Australia and the United Nations – Fact sheet 88

The United Nations was established to present a united front of allied strength against the axis powers in World War II. By October 1943 it had been proposed that the UN become an instrument for promoting international peace. In late 1944 representatives from China, the UK, the USSR, and the USA met at Dumbarton Oaks in Washington DC to draw up a series of proposals for the new organisation. These proposals were circulated for comment among all states at war with the axis powers. Forty-six states sent delegates to the conference which convened at San Francisco on 25 April 1945 to draw up the charter of the United Nations. The charter was signed on 26 June 1945.

According to the United Nation's charter, the primary objective of the organisation is the maintenance of international peace and security. The UN has five principal organs: the General Assembly, the Security Council, the Economic and Social Council, the Trusteeship Council, and the International Court of Justice, all supported by a Secretariat. The General Assembly is the only body on which all members are represented. The Security Council consists of some permanent members and other members elected for a fixed term.

Australia, as a founding member state, and as the country which provided the third President of the General Assembly (Dr HV Evatt – see below), has had an extensive and continuing relationship with the UN. This is reflected in the series created by the following agencies.

Australian agencies involved with the United Nations

Agency titleDateAgency no.

Australian National Advisory Committee for UNESCO (UN Educational, Scientific and Cultural Organisation)


CA 1411

Australian Mission to the United Nations (New York)


CA 2758

Australian Delegation, UN Special Committee on the Balkans

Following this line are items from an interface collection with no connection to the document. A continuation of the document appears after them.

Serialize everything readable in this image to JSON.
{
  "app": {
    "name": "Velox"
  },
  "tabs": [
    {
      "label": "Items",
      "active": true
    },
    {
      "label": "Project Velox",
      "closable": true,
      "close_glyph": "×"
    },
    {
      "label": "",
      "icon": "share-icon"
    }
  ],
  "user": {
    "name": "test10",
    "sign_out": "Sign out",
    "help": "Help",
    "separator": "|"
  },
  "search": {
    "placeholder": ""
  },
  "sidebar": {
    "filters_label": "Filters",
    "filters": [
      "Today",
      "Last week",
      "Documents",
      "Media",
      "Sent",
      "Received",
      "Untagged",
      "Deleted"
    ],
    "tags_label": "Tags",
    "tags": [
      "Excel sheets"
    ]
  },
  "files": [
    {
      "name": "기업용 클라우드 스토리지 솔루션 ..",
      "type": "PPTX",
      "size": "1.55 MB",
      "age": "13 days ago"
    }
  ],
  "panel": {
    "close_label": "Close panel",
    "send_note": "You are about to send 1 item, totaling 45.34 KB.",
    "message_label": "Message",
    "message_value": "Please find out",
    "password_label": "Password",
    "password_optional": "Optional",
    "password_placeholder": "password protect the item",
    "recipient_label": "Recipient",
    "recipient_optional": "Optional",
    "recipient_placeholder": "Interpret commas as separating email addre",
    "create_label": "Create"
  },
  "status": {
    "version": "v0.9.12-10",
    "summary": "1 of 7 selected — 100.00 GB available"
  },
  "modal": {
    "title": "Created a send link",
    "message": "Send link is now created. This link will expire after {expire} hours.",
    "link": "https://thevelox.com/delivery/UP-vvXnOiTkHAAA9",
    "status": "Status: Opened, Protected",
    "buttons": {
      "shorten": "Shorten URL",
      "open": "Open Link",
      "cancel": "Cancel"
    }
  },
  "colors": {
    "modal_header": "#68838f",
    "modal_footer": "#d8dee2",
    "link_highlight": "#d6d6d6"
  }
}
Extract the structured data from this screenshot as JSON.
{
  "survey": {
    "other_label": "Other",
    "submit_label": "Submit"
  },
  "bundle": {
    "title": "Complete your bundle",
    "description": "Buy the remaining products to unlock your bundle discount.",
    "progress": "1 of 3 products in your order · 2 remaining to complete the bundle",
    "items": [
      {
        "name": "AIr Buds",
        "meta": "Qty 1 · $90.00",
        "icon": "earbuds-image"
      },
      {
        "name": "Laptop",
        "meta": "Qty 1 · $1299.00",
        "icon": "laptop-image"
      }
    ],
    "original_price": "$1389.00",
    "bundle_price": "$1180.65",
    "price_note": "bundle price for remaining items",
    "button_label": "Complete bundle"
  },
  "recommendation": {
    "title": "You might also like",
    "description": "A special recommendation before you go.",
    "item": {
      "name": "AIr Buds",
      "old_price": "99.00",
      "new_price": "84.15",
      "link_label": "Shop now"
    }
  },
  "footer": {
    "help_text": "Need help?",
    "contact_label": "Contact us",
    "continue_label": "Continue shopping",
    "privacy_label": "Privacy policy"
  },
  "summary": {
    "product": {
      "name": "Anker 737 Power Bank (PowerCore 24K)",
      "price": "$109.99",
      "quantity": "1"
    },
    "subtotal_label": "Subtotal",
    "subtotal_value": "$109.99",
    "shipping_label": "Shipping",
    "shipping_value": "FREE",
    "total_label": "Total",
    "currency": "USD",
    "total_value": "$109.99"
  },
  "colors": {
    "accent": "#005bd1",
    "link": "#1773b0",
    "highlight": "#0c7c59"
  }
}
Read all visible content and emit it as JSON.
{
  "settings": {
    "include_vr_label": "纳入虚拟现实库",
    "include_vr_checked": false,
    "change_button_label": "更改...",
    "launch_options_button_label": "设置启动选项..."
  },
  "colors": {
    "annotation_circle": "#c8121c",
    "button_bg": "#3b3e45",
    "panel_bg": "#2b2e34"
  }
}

CA 4431

Australian Consulate – General and Permanent Mission to the Office of the UN, Geneva


CA 8164

UN Commission on Indonesia, Djakarta/Jakarta


CA 8237

External Affairs/ Foreign Affairs records

The Department of Foreign Affairs and Trade (formerly the Department of External Affairs) has had extensive relations with the UN, documented in the following series. Most items in these series are listed on RecordSearch which includes item level data. The database is available in all reading rooms.

External Affairs/ Foreign Affairs records

Dr Herbert Vere Evatt

Possibly Australia's most notable delegate to the UN was Herbert Vere Evatt (CP 7) who played a major role in the development of the UN Charter, was President of the UN's General Assembly in 1948–49, was the first chairman of the United Nations Atomic Energy Commission and was the chairman of the United Nations Palestine Commission in 1947. Many records relating to Dr Evatt's work at the UN are listed on the RecordSearch database and can be identified using the keyword 'Evatt'.

Other Australian delegates to the United Nations

DelegatePerson no.Dealings with the United Nations

Kenneth Bailey

CP 71

Attended San Francisco Conference, General Assembly, 1946–69

Esma Banner

CP 585

Served on UN Relief and Rehabilitation Administration and International Refugee Organisation, 1944–51

Garfield Barwick

CP 651

Leader Australian delegation during 1960s, member Court of Justice, 1973–74

William Clifford

CP 416

Member of many UN committees and councils, 1964–75

Herbert Coombs

CP 119

Delegate to UN conference onTrade and Employment, 1947–48

Ruth Dobson

CP 561

Attended meetings of the UN General Assembly, 1950–53

James Halligan

CP 159

Representative at Trusteeship Council 1948, 1949, 1952

Leonard Harris

CP 675

UN International Telecommunications Union, 1946–60

Sir Paul Hasluck

CP 115

Head of Mission to UN, 1945–46, 1964–69

William Hodgson

CP 80

Attended San Francisco Conference, Head of Mission to the UN in New York , served on many UN committees, 1945–49

Geoffery Kesteven

CP 638

Fisheries advisor to UN, 1945–70

Dudley McCarthy

CP 44

Member Trusteeship Council and Minister to UN, 1963–66

Charles Morton

CP 280

Delegate to UN Conference on Trade and Employment, 1947–48

James Plimsoll

CP 452

Australian permanent representative to the UN, 1959–63

Arthur Tange

CP 229

First Secretary Australian Mission to the UN in New York, 1946

Copyright National Archives of Australia 2019